----- Given information -----

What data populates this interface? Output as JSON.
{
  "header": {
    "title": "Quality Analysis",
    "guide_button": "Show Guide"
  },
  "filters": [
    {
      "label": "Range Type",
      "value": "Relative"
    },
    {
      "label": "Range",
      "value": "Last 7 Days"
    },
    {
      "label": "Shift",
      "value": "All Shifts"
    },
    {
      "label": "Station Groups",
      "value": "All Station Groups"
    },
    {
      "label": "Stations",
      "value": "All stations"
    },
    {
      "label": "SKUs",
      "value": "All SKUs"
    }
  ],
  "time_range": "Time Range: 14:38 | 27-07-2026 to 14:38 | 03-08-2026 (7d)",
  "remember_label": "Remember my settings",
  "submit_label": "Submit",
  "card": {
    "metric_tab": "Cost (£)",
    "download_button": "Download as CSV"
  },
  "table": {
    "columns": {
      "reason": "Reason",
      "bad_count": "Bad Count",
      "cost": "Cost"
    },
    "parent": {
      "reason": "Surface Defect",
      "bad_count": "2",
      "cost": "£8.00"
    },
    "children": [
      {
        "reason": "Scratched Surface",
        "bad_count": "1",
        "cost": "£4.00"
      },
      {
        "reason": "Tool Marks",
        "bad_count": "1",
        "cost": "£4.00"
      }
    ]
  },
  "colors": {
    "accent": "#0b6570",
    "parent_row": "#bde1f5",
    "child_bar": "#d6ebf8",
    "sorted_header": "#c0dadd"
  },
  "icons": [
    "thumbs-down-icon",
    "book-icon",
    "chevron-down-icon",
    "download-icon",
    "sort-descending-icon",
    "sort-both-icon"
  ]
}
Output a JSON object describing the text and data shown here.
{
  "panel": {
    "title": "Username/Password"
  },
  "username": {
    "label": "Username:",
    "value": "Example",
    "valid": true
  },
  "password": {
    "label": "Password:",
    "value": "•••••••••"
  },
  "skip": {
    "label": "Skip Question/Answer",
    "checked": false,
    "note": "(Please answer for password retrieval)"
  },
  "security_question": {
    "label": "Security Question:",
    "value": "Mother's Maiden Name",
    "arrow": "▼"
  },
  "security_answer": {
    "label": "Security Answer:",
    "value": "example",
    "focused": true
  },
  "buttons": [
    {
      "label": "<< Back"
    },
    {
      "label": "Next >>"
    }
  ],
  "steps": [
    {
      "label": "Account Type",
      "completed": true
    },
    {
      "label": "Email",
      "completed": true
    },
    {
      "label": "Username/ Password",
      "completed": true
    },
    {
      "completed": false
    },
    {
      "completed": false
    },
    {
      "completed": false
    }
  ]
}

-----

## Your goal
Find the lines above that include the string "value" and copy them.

## Task answer
      "value": "Relative"
      "value": "Last 7 Days"
      "value": "All Shifts"
      "value": "All Station Groups"
      "value": "All stations"
      "value": "All SKUs"
    "value": "Example",
    "value": "•••••••••"
    "value": "Mother's Maiden Name",
    "value": "example",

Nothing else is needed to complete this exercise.